Only lines holding "true" are needed; copy each of them from the data below.

....

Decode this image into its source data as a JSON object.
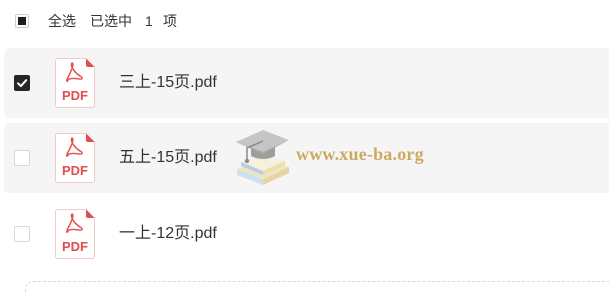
{
  "toolbar": {
    "select_all_state": "indeterminate",
    "select_all_label": "全选",
    "selected_prefix": "已选中",
    "selected_count": "1",
    "selected_suffix": "项"
  },
  "files": [
    {
      "name": "三上-15页.pdf",
      "type_label": "PDF",
      "icon": "pdf-file-icon",
      "checked": true,
      "highlighted": true
    },
    {
      "name": "五上-15页.pdf",
      "type_label": "PDF",
      "icon": "pdf-file-icon",
      "checked": false,
      "highlighted": true
    },
    {
      "name": "一上-12页.pdf",
      "type_label": "PDF",
      "icon": "pdf-file-icon",
      "checked": false,
      "highlighted": false
    }
  ],
  "watermark": {
    "logo": "graduation-cap-logo",
    "text": "www.xue-ba.org"
  },
  "colors": {
    "checkbox_checked": "#262626",
    "row_highlight": "#f5f5f5",
    "pdf_red": "#e34d4d",
    "watermark_gold": "#c9a14f",
    "text": "#333333",
    "dashed_border": "#d9d9d9"
  }
}
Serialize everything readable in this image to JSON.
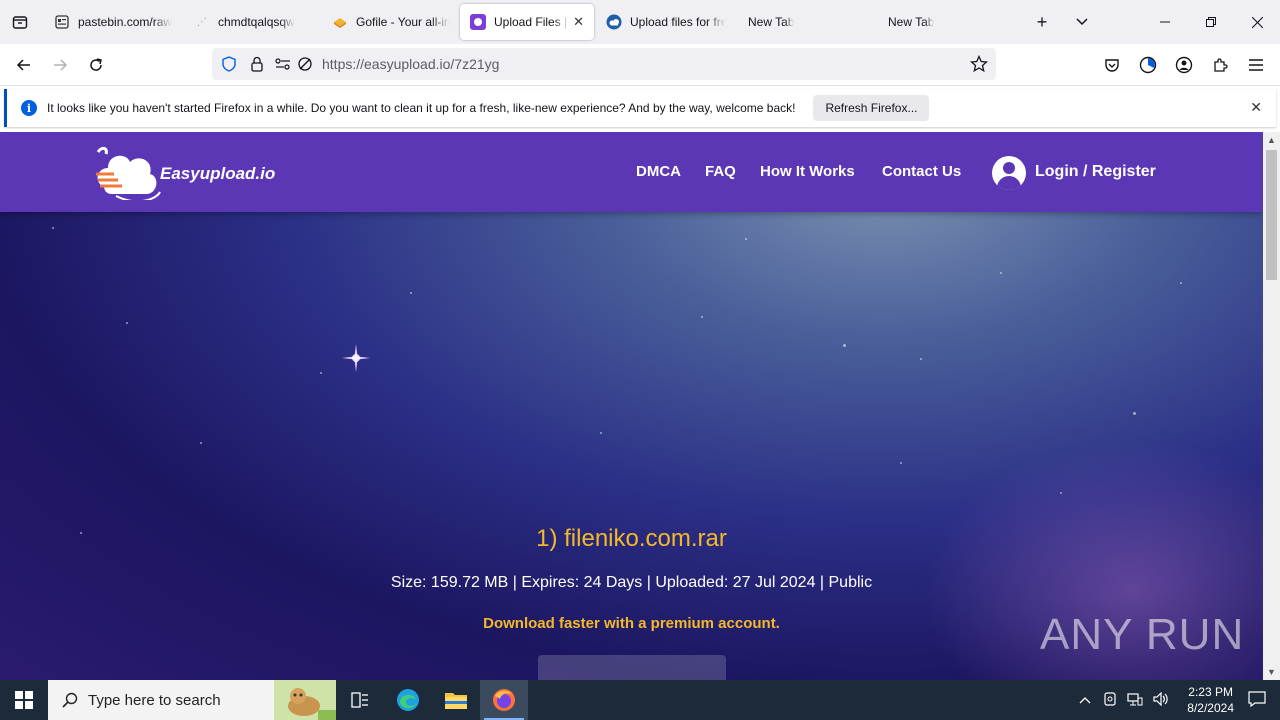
{
  "browser": {
    "tabs": [
      {
        "title": "pastebin.com/raw",
        "active": false
      },
      {
        "title": "chmdtqalqsqw",
        "active": false
      },
      {
        "title": "Gofile - Your all-in",
        "active": false
      },
      {
        "title": "Upload Files | Fr",
        "active": true
      },
      {
        "title": "Upload files for fre",
        "active": false
      },
      {
        "title": "New Tab",
        "active": false
      },
      {
        "title": "New Tab",
        "active": false
      }
    ],
    "new_tab": "+",
    "tab_list": "⌵",
    "url": "https://easyupload.io/7z21yg"
  },
  "notification": {
    "message": "It looks like you haven't started Firefox in a while. Do you want to clean it up for a fresh, like-new experience? And by the way, welcome back!",
    "button": "Refresh Firefox..."
  },
  "site": {
    "logo_text": "Easyupload.io",
    "nav": {
      "dmca": "DMCA",
      "faq": "FAQ",
      "how": "How It Works",
      "contact": "Contact Us",
      "login": "Login / Register"
    },
    "file": {
      "title": "1) fileniko.com.rar",
      "meta": "Size: 159.72 MB | Expires: 24 Days | Uploaded: 27 Jul 2024 | Public",
      "premium": "Download faster with a premium account."
    }
  },
  "watermark": "ANY RUN",
  "taskbar": {
    "search_placeholder": "Type here to search",
    "time": "2:23 PM",
    "date": "8/2/2024"
  },
  "colors": {
    "header": "#5b36b5",
    "accent_yellow": "#f5b829",
    "firefox_blue": "#0060df"
  }
}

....

__Final answer__:
      "checked": true,
      "highlighted": true
      "highlighted": true
        "active": true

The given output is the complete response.